Truthfully, though, the big get for the Switch Lite is the addition of a dedicated directional pad, something the original Switch lacked due to needing two Joy-Cons that could both function as stand-alone controllers, necessitating a directional button system that didn't connect the buttons together. We didn't know how badly we missed that feature until we held the Nintendo Switch Lite and played a game on it for the first ten minutes. Using the directional pad is incredible and it makes it much more responsive, too. That's especially important for platformers, of which the Nintendo Switch has no shortage of excellent options, and competitive games like the upcoming Overwatch Switch port. It's genuinely difficult to overstate how big a difference a dedicated directional pad makes for the system - it makes it feel like a premium offering and, in some ways, an upgrade on the original Switch.

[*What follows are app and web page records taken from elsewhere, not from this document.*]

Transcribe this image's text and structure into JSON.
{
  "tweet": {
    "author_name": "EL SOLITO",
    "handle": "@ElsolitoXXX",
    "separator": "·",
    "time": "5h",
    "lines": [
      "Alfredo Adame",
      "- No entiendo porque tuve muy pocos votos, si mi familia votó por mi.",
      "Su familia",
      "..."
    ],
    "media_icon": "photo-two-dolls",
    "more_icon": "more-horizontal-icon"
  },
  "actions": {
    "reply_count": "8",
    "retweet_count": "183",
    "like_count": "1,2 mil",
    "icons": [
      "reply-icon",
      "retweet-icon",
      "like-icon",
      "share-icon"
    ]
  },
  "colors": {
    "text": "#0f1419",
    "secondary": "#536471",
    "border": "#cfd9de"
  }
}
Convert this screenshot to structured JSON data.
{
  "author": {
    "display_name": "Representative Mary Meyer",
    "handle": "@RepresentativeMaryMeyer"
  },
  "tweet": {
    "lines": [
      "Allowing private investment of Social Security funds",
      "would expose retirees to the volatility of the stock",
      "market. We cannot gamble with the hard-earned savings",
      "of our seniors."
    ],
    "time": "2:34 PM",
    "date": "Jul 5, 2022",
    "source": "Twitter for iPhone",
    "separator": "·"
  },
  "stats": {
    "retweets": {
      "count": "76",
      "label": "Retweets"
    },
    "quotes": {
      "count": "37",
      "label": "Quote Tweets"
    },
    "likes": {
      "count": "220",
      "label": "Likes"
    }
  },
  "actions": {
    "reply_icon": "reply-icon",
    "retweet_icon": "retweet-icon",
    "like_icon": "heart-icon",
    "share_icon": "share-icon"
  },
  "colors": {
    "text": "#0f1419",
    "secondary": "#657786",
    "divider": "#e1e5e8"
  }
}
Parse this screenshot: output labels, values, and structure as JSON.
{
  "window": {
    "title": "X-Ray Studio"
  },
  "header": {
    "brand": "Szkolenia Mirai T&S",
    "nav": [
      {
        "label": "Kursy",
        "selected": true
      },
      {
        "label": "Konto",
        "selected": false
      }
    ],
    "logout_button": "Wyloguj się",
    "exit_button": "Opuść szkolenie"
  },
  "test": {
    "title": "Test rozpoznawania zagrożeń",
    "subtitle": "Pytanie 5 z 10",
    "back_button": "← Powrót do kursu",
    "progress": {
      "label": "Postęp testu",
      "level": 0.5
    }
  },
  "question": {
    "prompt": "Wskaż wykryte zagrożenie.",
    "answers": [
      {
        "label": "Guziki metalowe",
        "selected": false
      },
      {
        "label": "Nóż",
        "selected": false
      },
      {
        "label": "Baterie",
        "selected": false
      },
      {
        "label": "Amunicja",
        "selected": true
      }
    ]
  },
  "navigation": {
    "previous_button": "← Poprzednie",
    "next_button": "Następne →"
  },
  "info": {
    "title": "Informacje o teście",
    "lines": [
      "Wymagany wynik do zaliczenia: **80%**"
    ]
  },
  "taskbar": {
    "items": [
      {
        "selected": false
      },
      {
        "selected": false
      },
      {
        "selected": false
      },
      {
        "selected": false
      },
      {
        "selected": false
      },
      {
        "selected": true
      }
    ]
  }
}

Other small improvements include the frame's shrunken size making it easier on hands in general and the smaller screen bringing handheld representations of Switch games into clearer, crisper focus. We haven't experienced any slowdowns in frame rates or trouble rendering titles, but it's also worth noting that the Nintendo Switch base model also sees a reduction in visual quality when in handheld mode rather than docked, so expectations should be that the Switch Lite will have about the same representation as a handheld base model.
Make no mistake - the Nintendo Switch Lite is by no means an outright replacement for the Nintendo Switch base model. The functionality the latter delivers is still massively appealing, and will ultimately make it a better fit for a lot of consumers. With that said, though, the Nintendo Switch Lite now has a clear audience: anyone who wants the best handheld gaming experience of this generation. It's frankly incredible that Nintendo has managed to put together a system that so wholly fulfills every handheld gaming need we could think of while somehow improving both the Switch design and battery life. And that d-pad. Oh, that d-pad. For anyone who wants a dedicated handheld - or for those who want a second Switch in their household - the Nintendo Switch Lite is about as close to perfect as it gets.
The Nintendo Switch Lite is available now for $199 USD. Screen Rant was provided with a Switch Lite device for the purposes of this review.